My mother called me in Connecticut one morning in the late 1990s to tell me she was scared because when she looked in the mirror that morning she couldn’t see her face. In the center of her vision was a blurry dark mass. That was the beginning of her descent into a case of fast-progressing wet macular degeneration. During the last ten years of her life, thanks to then state-of-the-art medical intervention, the progress of the disease was slowed, but it never halted. While she still had reasonably good peripheral vision for the rest of her life — she could play cards just fine — my mother would never again be able to look directly at and recognize her friends or family. My mom could have been an ideal candidate for the bionic eye brain vision cortex implant technology in development by the Monash Vision Group (MVG) of Melbourne’s Monash University.
We have previously written about other vision-restoring technologies under development including a LCD replacement lens, a retina implant, a peripheral vision display that can help people with macular degeneration, and carbon nanotubes implanted in the retina. MVG’s technology combines glasses with a digital camera in front and a dual purpose module on the side frame that processes the digital input from the camera and wirelessly transmits impulses to an array of implants placed directly on the visual cortex.
The MVG bionic eye technology is not suitable for people who have been blind from birth because the brain’s visual cortex never “learned” how to interpret incoming visual signals, a process that must start at a very early age or it will not develop. However, the previously sighted, such as people with glaucoma, macular degeneration, diabetes-related retinal blindness, and other neuro-ophthalmic disorders and diseases are more likely to benefit from the MVG bionic eye technology because their visual cortices have already been “trained” to make sense of impulses from visual stimuli.

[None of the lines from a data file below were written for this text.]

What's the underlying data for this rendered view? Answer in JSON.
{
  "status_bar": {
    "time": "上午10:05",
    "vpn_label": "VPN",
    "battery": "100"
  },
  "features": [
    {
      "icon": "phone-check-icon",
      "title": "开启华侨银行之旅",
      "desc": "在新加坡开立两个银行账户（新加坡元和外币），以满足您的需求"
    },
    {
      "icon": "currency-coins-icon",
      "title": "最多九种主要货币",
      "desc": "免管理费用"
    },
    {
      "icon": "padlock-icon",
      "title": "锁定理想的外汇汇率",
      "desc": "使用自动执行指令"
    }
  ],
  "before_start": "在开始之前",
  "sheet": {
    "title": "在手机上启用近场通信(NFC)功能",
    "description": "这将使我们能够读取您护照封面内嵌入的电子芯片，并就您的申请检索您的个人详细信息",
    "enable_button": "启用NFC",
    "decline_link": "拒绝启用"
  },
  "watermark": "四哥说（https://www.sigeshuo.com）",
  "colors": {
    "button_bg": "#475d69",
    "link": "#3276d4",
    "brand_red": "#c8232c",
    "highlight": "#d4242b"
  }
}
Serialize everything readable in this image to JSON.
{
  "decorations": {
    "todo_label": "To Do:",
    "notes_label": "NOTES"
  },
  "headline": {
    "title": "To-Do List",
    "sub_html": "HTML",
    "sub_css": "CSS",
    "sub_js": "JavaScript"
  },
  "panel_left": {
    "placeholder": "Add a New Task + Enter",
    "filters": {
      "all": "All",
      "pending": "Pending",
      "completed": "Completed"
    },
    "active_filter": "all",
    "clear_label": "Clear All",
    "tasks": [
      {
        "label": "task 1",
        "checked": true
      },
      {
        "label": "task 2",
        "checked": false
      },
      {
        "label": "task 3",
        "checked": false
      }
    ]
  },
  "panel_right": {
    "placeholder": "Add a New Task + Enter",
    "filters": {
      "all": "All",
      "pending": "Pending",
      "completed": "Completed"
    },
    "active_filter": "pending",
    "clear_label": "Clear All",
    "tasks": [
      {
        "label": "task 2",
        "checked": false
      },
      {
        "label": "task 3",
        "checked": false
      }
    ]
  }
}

The Monash Vision Group is preparing for clinical trials, with no announced release dates, but when we add this developing Heath Tech to efforts of other teams and institutions around the world, we have reason to hope for a bright future for those suffering from visual impairment from a variety of causes.